Mud Nest

This form of cup nest is primarily made from mud and dirt. Mud nests are found on the sides of vertical structures, both human-made and on cliff sides.

The Barn Swallow builds mud nests on rafters, ledges, and be­neath the rooftop of buildings. The male and female both build the nest, collecting mud or dirt and mixing it with grass to form pellets. They first make a small shelf, then build up the walls, lining the nest with grass and feathers. When the pair reuses a nest, they will remove the contents and remake the mud rim. This species previously built nests in the cavities of trees and caves, but they are now well adapted to human development, having gotten the name Barn Swallow for making nests on barns. See their nests propped on the rafters on the sides of our Visitor Center’s roof.

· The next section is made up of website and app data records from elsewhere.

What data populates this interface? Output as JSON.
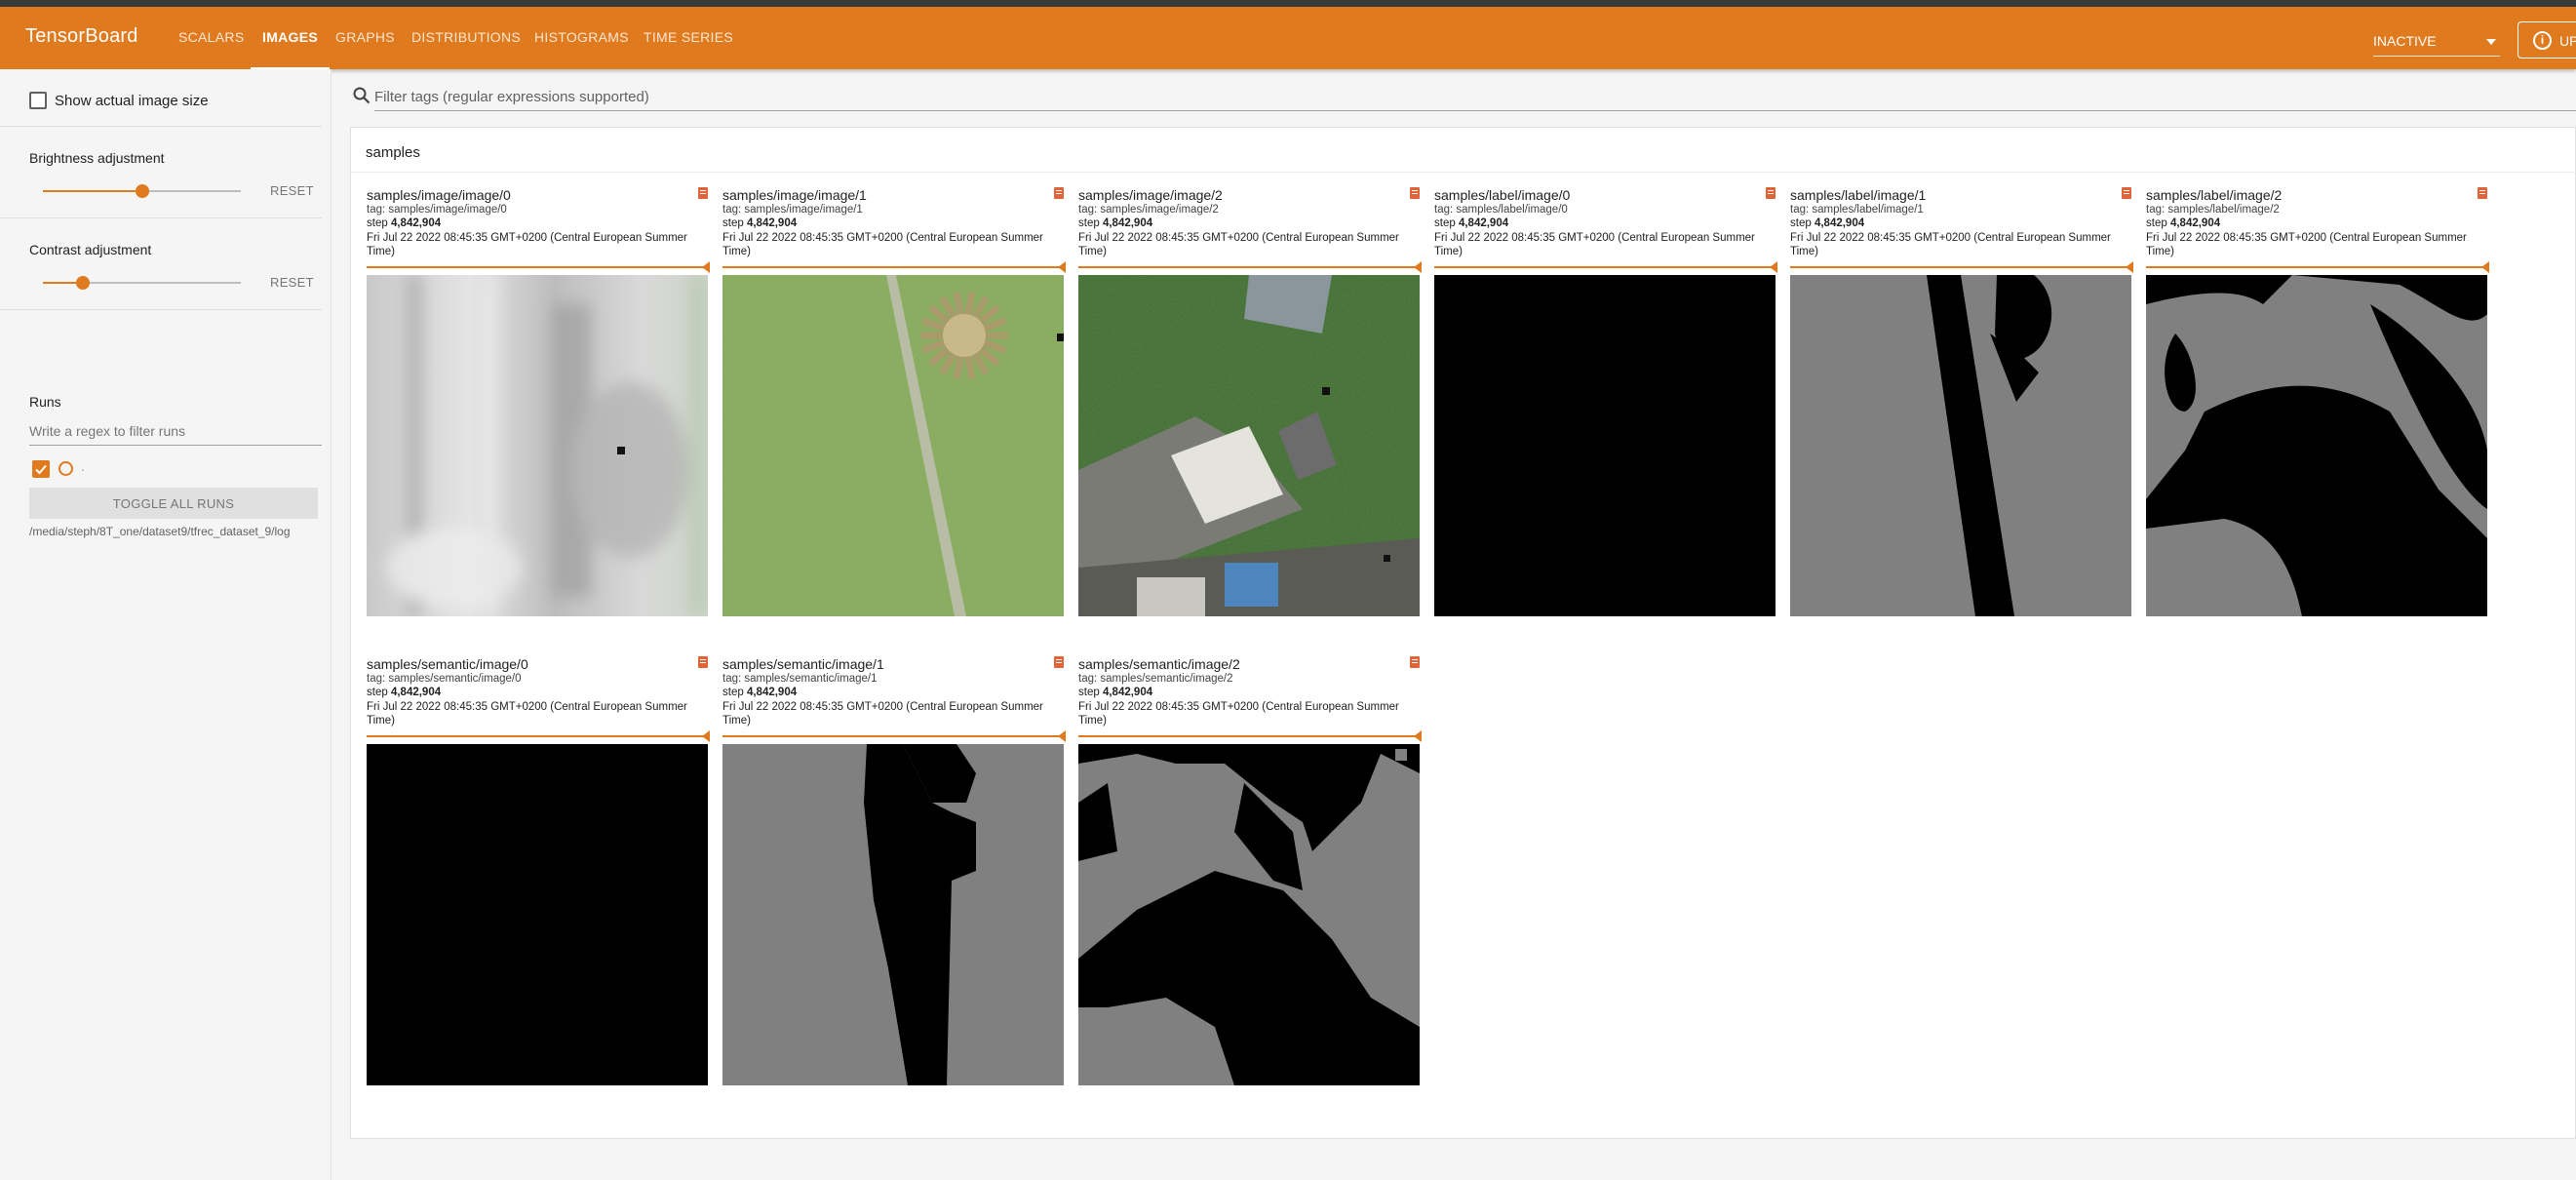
{
  "app": {
    "title": "TensorBoard",
    "nav": [
      "SCALARS",
      "IMAGES",
      "GRAPHS",
      "DISTRIBUTIONS",
      "HISTOGRAMS",
      "TIME SERIES"
    ],
    "active_tab": "IMAGES",
    "run_status": "INACTIVE",
    "upload_label": "UP",
    "accent_color": "#e07a1f"
  },
  "sidebar": {
    "show_actual_size_label": "Show actual image size",
    "show_actual_size_checked": false,
    "brightness": {
      "label": "Brightness adjustment",
      "reset": "RESET",
      "value": 0.5
    },
    "contrast": {
      "label": "Contrast adjustment",
      "reset": "RESET",
      "value": 0.2
    },
    "runs": {
      "title": "Runs",
      "filter_placeholder": "Write a regex to filter runs",
      "run_name": ".",
      "run_checked": true,
      "toggle_label": "TOGGLE ALL RUNS",
      "log_dir": "/media/steph/8T_one/dataset9/tfrec_dataset_9/log"
    }
  },
  "main": {
    "tag_filter_placeholder": "Filter tags (regular expressions supported)",
    "group_title": "samples",
    "panels": [
      {
        "title": "samples/image/image/0",
        "tag": "tag: samples/image/image/0",
        "step_label": "step",
        "step": "4,842,904",
        "time": "Fri Jul 22 2022 08:45:35 GMT+0200 (Central European Summer Time)",
        "image": "gray-blurred"
      },
      {
        "title": "samples/image/image/1",
        "tag": "tag: samples/image/image/1",
        "step_label": "step",
        "step": "4,842,904",
        "time": "Fri Jul 22 2022 08:45:35 GMT+0200 (Central European Summer Time)",
        "image": "grass-tree"
      },
      {
        "title": "samples/image/image/2",
        "tag": "tag: samples/image/image/2",
        "step_label": "step",
        "step": "4,842,904",
        "time": "Fri Jul 22 2022 08:45:35 GMT+0200 (Central European Summer Time)",
        "image": "aerial-buildings"
      },
      {
        "title": "samples/label/image/0",
        "tag": "tag: samples/label/image/0",
        "step_label": "step",
        "step": "4,842,904",
        "time": "Fri Jul 22 2022 08:45:35 GMT+0200 (Central European Summer Time)",
        "image": "black"
      },
      {
        "title": "samples/label/image/1",
        "tag": "tag: samples/label/image/1",
        "step_label": "step",
        "step": "4,842,904",
        "time": "Fri Jul 22 2022 08:45:35 GMT+0200 (Central European Summer Time)",
        "image": "mask-path"
      },
      {
        "title": "samples/label/image/2",
        "tag": "tag: samples/label/image/2",
        "step_label": "step",
        "step": "4,842,904",
        "time": "Fri Jul 22 2022 08:45:35 GMT+0200 (Central European Summer Time)",
        "image": "mask-blobs"
      },
      {
        "title": "samples/semantic/image/0",
        "tag": "tag: samples/semantic/image/0",
        "step_label": "step",
        "step": "4,842,904",
        "time": "Fri Jul 22 2022 08:45:35 GMT+0200 (Central European Summer Time)",
        "image": "black"
      },
      {
        "title": "samples/semantic/image/1",
        "tag": "tag: samples/semantic/image/1",
        "step_label": "step",
        "step": "4,842,904",
        "time": "Fri Jul 22 2022 08:45:35 GMT+0200 (Central European Summer Time)",
        "image": "pixel-path"
      },
      {
        "title": "samples/semantic/image/2",
        "tag": "tag: samples/semantic/image/2",
        "step_label": "step",
        "step": "4,842,904",
        "time": "Fri Jul 22 2022 08:45:35 GMT+0200 (Central European Summer Time)",
        "image": "pixel-blobs"
      }
    ]
  }
}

Stick Nest

A stick nest is often large, placed on the tops of cliffs, but usual­ly built on the top of a tall tree. It is constructed of larger sticks, then woven together with finer materials.

The Bald Eagle is a prime example of a stick nest builder, using a tall tree with a good view of the surroundings. They build it within a territory containing ample food resources near bodies of water. Males bring the materials to build the nest and females build it. It is made of sticks woven together with grass, moss, and cornstalks and lined with lichen, fine woody material, and a inner layer of downy feathers. It takes up to three months to build the nest, and Bald Eagles build two to three nests within a territory, inspecting the nests each year and choosing one to reuse. Eagles create the largest nests of the raptors, reaching up to 9 feet wide and weighing up to three tons.

When visiting the Center to view nests or observing them in your neighborhood or other natural area, it is important to re­spect nest etiquette. Avoid getting close to active nests so as not to disturb breeding birds. In sensitive species, disrupting a nest could cause nest failure. Migratory birds use a lot of energy to build nests, often having just travelled hundreds or thousands of miles to find a breeding ter­ritory, build a nest, and create a family. To get a close look at nests, approach them in winter when the birds are not using them.

With contributions from Michelle Allison, Laine Cotteleer, Zoe Finney, and Lindsay Focht.